***** EXERCISE MATERIAL
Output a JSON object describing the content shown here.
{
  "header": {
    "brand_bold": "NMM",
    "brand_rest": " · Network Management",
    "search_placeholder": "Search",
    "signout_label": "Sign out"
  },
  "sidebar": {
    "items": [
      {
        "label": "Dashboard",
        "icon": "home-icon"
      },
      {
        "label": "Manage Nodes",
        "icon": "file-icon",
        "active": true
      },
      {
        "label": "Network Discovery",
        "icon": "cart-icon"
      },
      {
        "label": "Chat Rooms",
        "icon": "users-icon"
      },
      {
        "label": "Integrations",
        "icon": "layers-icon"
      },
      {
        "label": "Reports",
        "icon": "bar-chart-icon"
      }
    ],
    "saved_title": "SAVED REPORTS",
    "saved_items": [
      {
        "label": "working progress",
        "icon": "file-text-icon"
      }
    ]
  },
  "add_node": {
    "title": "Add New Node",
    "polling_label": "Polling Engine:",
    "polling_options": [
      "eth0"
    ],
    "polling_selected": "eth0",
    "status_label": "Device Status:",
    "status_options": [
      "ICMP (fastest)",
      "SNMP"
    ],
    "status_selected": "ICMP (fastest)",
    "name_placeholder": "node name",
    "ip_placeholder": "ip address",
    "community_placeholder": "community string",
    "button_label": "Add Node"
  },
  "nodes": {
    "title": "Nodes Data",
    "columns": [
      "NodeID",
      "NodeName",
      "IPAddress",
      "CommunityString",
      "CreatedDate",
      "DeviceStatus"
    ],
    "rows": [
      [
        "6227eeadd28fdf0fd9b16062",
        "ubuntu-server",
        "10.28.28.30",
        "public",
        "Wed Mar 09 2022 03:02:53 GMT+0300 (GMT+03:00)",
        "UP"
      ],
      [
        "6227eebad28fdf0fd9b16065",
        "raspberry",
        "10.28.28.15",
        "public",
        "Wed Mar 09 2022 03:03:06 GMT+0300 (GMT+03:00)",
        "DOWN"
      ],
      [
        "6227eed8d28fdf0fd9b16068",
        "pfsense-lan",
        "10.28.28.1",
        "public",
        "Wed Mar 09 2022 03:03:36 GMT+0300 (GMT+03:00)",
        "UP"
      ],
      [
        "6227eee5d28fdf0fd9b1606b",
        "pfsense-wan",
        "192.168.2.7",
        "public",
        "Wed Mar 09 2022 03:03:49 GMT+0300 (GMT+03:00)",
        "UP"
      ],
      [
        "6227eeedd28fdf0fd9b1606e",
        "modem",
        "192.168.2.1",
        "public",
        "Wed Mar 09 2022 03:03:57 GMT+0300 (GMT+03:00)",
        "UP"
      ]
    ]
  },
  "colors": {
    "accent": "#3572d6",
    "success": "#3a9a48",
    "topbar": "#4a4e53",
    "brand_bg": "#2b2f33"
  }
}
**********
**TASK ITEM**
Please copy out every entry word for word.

**ANSWER TO THIS PROBLEM**
Output a JSON object describing the content shown here.
{
  "header": {
    "brand_bold": "NMM",
    "brand_rest": " · Network Management",
    "search_placeholder": "Search",
    "signout_label": "Sign out"
  },
  "sidebar": {
    "items": [
      {
        "label": "Dashboard",
        "icon": "home-icon"
      },
      {
        "label": "Manage Nodes",
        "icon": "file-icon",
        "active": true
      },
      {
        "label": "Network Discovery",
        "icon": "cart-icon"
      },
      {
        "label": "Chat Rooms",
        "icon": "users-icon"
      },
      {
        "label": "Integrations",
        "icon": "layers-icon"
      },
      {
        "label": "Reports",
        "icon": "bar-chart-icon"
      }
    ],
    "saved_title": "SAVED REPORTS",
    "saved_items": [
      {
        "label": "working progress",
        "icon": "file-text-icon"
      }
    ]
  },
  "add_node": {
    "title": "Add New Node",
    "polling_label": "Polling Engine:",
    "polling_options": [
      "eth0"
    ],
    "polling_selected": "eth0",
    "status_label": "Device Status:",
    "status_options": [
      "ICMP (fastest)",
      "SNMP"
    ],
    "status_selected": "ICMP (fastest)",
    "name_placeholder": "node name",
    "ip_placeholder": "ip address",
    "community_placeholder": "community string",
    "button_label": "Add Node"
  },
  "nodes": {
    "title": "Nodes Data",
    "columns": [
      "NodeID",
      "NodeName",
      "IPAddress",
      "CommunityString",
      "CreatedDate",
      "DeviceStatus"
    ],
    "rows": [
      [
        "6227eeadd28fdf0fd9b16062",
        "ubuntu-server",
        "10.28.28.30",
        "public",
        "Wed Mar 09 2022 03:02:53 GMT+0300 (GMT+03:00)",
        "UP"
      ],
      [
        "6227eebad28fdf0fd9b16065",
        "raspberry",
        "10.28.28.15",
        "public",
        "Wed Mar 09 2022 03:03:06 GMT+0300 (GMT+03:00)",
        "DOWN"
      ],
      [
        "6227eed8d28fdf0fd9b16068",
        "pfsense-lan",
        "10.28.28.1",
        "public",
        "Wed Mar 09 2022 03:03:36 GMT+0300 (GMT+03:00)",
        "UP"
      ],
      [
        "6227eee5d28fdf0fd9b1606b",
        "pfsense-wan",
        "192.168.2.7",
        "public",
        "Wed Mar 09 2022 03:03:49 GMT+0300 (GMT+03:00)",
        "UP"
      ],
      [
        "6227eeedd28fdf0fd9b1606e",
        "modem",
        "192.168.2.1",
        "public",
        "Wed Mar 09 2022 03:03:57 GMT+0300 (GMT+03:00)",
        "UP"
      ]
    ]
  },
  "colors": {
    "accent": "#3572d6",
    "success": "#3a9a48",
    "topbar": "#4a4e53",
    "brand_bg": "#2b2f33"
  }
}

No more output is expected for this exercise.